Homemaking for Gamers: Playing well with others and preventing gaming goods sprawl

Guestpost by Amelia Newcomer Aldred on Sep 20th

My husband and I are gamers — as in Dungeons and Dragons, dice of the 20-sided variety, and character sheets full of cryptic text like STR = 5. We both strongly believe that a healthy adulthood should include some creative play and gaming fulfills that need. However, we have interests other than gaming and prefer that miniature dragons do not overrun our home. It's a common conundrum — how do you keep stuff for your hobby/scene accessible but not invasive to the rest of your space?

On a nitty gritty, picking-stuff-off-the-floor level, this is also about balancing our lives. I like containing different facets of my life in different rooms and shelves so that I don't feel overwhelmed by any one aspect. I don't want to feel stressed while playing a game because I can see all my work papers next to my character sheet, I don't want to sit on dice when I'm writing at my desk, either.

Here are several solutions to creating a gamer-friendly space for a variety of budgets and styles, arranged in order of difficulty and cost. All of these ideas, while aimed at gamers, can easily be adapted to store any scene accessories.

Level I: Bookshelf + boxes + whiteboard

Amelia and Ben game shelf

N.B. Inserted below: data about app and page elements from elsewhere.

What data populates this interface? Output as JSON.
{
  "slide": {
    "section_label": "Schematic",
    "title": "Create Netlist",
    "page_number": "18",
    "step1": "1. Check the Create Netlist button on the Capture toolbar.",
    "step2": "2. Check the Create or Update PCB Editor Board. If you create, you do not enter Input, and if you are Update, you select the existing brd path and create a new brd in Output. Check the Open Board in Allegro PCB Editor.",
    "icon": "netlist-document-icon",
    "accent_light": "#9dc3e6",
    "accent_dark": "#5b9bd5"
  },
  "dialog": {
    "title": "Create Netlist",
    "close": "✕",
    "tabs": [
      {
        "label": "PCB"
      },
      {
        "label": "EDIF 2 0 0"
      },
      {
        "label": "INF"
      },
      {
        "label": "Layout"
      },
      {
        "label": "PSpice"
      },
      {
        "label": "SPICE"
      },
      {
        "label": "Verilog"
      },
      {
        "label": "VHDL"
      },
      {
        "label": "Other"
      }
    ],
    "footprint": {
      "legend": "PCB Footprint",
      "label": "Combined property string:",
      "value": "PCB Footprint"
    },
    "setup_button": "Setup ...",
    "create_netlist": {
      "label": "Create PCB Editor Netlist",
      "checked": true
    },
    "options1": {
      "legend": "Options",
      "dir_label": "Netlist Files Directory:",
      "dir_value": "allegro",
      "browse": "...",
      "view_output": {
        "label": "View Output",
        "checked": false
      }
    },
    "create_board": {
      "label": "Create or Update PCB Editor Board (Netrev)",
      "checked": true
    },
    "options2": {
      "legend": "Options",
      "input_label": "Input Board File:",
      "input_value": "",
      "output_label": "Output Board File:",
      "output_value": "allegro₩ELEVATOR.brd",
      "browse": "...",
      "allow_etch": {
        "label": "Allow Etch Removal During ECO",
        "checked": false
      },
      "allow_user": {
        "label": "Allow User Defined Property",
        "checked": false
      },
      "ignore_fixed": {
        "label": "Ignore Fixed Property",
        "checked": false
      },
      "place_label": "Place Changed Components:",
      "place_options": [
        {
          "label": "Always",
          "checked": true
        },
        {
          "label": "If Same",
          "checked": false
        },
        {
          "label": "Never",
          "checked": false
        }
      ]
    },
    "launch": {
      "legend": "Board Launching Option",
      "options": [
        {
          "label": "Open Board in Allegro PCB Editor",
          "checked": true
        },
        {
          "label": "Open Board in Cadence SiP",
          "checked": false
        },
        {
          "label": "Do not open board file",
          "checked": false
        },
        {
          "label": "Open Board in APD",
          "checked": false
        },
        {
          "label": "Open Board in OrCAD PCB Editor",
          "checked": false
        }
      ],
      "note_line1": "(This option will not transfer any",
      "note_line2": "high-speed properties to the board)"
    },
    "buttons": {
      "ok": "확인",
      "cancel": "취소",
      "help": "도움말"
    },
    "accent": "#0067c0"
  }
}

One of the easiest methods is to dedicate a bookshelf to gaming books and add a neat little box or bowl for your gaming goodies. This way your game stuff is not perpetually on the coffee table or the floor and your d-4s don't wind up under the couch or doing a sneak attack on your feet when you get up to use the bathroom at night. As you can see, we've also put a whiteboard above the shelf to keep track of scores, draw maps of worlds, take a pizza order, etc. When there is no game going on, the whiteboard is useful for making to-do lists, writing up silly quotes, and explaining our convoluted family tree to new acquaintances. More on whiteboards and their usefulness in gaming later.

Level II: Cabinets + fancy coffee tables

Mike's cabinet

Another easy method is using cabinets. This is the method favored by my friend Mike, part-time villian and full time city apartment dweller. He puts his gaming books neatly behind the solid cabinet doors and displays his self-painted minis proudly behind the glass doors. Easy to access, displays his hobby in a classy way, but doesn't take up excessive room in his small living area. While a cabinet set is a little pricier than a standard bookshelf, it's a common piece of furniture that you could easily buy on Craigslist or at Ikea.

If you don't have a lot of gaming equipment, a coffee table with a lower shelf or drawers is also a convenient method of storing items. You can easily pull out your books, screens etc. and place them on the table and quickly sweep the mess away after your party gets its ass kicked by frost giants.

Level III: Create magical game storage unit!

For those who enjoy DIY and scavenging there are lots of materials that can be modded or adapted to create custom game storage units.

As previously mentioned, whiteboards are crazy useful for gaming and there are several tutorials on creating whiteboard tables — and teaching supply stores also sell whiteboard tables. If you have small children in your life, the table could double as a coloring table. When entertaining adults, you can easily throw a tablecloth on it.

If you travel to game or need to store your game items on a high shelf, artists' tackle boxes are meant to hold small items and can be easily lifted and carried. My husband uses a tackle box to store his miniatures and it fits easily under his desk and gives me a consistent place to put his stuff and know that it won't get lost.

If you like the old-fashioned look, library card catalogue drawers and apothecary cabinets would make a fantastic storage system for minis, dice, and pencils. This librarian's blog chronicles refinishing a card catalogue cabinet and installing it in the dining room. An old-fashioned writing desk or a tabletop Chinese screen would make an unusual and awesome game master's screen as well as an accent piece for your steampunked living room. If you like hiding things in plain sight, you could use an old book and this tutorial to create a fun dice storage box.

On a small DIY scale, dice towers are a cool gaming accessory that doesn't scream "I'm a nerd!" to your friends and family. If you don't know what they are, they just look like a funky piece of sculpture. And if you do, it's like a secret handshake.

Level IV: Geek Chic and Geek Carpentry

The most involved and expensive method is purchasing and building custom gaming furniture. Geek Chic constructs artisan tables that slide open to reveal gaming boards, dice cups, and elegant wine glass holders. I looked over their tables at the 2011 GenCon; their workmanship is stunning and I appreciate that their pieces stand alone as beautiful tables as well as a fabulous game boards.

If you are interested in a custom gaming table but want to make it with your own paws, here is an inspirational website that documents one gamer's quest to create a perfect gaming table, complete with photos and commentary.